* ASSIGNMENT:
Provide nothing except how many lines of the data contain the word "shortcut".

***

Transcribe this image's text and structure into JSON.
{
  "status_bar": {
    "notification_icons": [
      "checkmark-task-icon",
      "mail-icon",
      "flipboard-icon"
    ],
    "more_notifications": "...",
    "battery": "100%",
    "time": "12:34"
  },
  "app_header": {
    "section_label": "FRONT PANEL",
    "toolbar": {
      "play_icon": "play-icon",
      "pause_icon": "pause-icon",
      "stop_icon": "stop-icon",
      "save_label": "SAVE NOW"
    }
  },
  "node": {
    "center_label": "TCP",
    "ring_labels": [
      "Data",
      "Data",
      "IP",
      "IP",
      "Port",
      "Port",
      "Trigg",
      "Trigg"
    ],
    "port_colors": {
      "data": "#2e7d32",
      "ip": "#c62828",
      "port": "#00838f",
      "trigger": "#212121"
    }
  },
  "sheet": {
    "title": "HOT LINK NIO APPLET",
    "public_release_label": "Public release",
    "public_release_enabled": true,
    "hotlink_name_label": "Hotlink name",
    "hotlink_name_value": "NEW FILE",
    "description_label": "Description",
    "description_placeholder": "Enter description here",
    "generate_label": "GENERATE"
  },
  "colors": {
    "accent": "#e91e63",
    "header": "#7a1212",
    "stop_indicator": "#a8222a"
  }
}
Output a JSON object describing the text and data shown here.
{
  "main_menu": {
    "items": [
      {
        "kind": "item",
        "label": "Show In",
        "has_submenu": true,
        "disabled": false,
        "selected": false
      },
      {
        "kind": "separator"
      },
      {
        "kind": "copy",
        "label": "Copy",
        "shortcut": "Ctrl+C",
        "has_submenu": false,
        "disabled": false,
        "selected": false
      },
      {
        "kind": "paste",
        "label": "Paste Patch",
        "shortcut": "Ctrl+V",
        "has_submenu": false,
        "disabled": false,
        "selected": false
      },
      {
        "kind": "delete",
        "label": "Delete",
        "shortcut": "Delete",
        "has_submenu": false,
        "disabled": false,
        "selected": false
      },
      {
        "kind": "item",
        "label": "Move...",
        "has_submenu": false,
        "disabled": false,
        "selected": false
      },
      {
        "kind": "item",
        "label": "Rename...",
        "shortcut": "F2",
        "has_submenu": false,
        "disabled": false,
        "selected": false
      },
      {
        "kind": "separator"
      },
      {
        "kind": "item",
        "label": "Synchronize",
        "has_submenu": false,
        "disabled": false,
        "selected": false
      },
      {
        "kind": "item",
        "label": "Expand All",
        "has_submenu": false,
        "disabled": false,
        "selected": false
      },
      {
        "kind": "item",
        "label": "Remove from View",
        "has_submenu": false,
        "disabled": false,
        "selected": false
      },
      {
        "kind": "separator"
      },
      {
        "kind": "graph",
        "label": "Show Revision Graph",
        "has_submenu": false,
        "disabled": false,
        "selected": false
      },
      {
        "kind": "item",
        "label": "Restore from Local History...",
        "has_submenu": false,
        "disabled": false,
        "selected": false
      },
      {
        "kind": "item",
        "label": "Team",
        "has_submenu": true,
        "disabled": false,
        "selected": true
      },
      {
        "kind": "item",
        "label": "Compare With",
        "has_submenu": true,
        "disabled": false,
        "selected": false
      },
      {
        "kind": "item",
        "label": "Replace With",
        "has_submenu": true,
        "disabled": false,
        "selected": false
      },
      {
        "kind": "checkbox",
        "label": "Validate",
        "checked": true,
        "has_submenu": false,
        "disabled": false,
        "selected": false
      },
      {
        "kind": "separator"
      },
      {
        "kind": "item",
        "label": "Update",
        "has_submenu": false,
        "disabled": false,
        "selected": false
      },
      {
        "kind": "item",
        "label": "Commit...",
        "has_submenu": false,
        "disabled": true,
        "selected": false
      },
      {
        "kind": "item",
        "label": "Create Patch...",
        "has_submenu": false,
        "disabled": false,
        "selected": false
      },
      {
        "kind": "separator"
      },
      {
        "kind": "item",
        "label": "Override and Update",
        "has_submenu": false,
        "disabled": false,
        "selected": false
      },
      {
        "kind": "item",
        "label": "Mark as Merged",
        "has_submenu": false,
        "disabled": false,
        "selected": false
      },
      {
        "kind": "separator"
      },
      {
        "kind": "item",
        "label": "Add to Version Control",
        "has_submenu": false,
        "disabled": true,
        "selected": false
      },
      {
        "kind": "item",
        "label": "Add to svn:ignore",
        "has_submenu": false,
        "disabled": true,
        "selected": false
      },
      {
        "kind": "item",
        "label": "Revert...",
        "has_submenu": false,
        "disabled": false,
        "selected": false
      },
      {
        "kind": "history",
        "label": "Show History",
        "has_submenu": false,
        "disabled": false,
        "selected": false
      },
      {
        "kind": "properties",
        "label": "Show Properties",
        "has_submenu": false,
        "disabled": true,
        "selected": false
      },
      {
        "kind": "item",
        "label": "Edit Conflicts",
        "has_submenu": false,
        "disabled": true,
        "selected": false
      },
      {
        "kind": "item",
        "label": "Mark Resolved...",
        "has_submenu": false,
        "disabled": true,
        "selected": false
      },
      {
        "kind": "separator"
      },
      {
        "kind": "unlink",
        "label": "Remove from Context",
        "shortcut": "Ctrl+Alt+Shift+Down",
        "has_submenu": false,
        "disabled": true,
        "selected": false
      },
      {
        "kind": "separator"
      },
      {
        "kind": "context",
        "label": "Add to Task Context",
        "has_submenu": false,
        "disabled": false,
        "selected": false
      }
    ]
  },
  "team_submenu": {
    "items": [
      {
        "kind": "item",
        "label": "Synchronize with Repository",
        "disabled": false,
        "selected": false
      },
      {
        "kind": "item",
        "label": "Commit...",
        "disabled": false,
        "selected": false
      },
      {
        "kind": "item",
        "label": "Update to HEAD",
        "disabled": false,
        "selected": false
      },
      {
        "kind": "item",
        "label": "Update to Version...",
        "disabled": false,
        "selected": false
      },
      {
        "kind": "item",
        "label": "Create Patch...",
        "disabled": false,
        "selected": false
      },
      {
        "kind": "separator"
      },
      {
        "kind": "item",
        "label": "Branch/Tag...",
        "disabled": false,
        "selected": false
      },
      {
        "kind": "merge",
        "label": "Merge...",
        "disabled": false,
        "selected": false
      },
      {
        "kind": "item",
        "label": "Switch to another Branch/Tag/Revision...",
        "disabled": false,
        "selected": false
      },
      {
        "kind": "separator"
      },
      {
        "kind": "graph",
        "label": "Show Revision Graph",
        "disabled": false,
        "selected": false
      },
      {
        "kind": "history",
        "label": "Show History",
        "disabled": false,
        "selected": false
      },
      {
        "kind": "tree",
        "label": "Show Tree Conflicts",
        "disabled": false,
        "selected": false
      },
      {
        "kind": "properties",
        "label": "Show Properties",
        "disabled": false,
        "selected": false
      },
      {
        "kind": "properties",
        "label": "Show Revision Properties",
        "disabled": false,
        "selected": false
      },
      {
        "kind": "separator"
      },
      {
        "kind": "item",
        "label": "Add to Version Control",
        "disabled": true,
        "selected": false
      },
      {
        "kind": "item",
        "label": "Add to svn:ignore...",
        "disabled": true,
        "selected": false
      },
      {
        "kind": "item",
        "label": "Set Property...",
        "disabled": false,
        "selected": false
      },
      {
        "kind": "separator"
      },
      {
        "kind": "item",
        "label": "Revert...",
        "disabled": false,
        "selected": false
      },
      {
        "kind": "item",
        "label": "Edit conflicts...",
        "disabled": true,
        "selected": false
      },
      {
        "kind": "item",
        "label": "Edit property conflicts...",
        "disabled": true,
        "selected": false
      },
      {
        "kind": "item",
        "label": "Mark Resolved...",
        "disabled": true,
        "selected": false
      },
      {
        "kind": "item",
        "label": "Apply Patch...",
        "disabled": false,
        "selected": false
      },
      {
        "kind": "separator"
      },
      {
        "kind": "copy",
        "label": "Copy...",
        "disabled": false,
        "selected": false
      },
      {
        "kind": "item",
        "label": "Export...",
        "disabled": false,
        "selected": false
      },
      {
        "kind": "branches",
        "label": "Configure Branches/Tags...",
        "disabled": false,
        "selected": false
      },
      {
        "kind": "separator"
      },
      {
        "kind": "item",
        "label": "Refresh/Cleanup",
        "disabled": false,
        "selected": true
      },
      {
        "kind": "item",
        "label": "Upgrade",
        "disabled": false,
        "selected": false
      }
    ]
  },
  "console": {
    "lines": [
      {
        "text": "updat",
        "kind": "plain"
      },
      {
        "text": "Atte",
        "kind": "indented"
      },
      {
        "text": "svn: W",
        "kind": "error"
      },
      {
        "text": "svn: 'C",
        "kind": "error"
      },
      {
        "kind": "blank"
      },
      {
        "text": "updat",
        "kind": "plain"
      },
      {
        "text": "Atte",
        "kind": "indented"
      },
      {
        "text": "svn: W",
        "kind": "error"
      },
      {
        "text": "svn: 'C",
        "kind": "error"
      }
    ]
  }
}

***

* COMPLETED EXERCISE:
5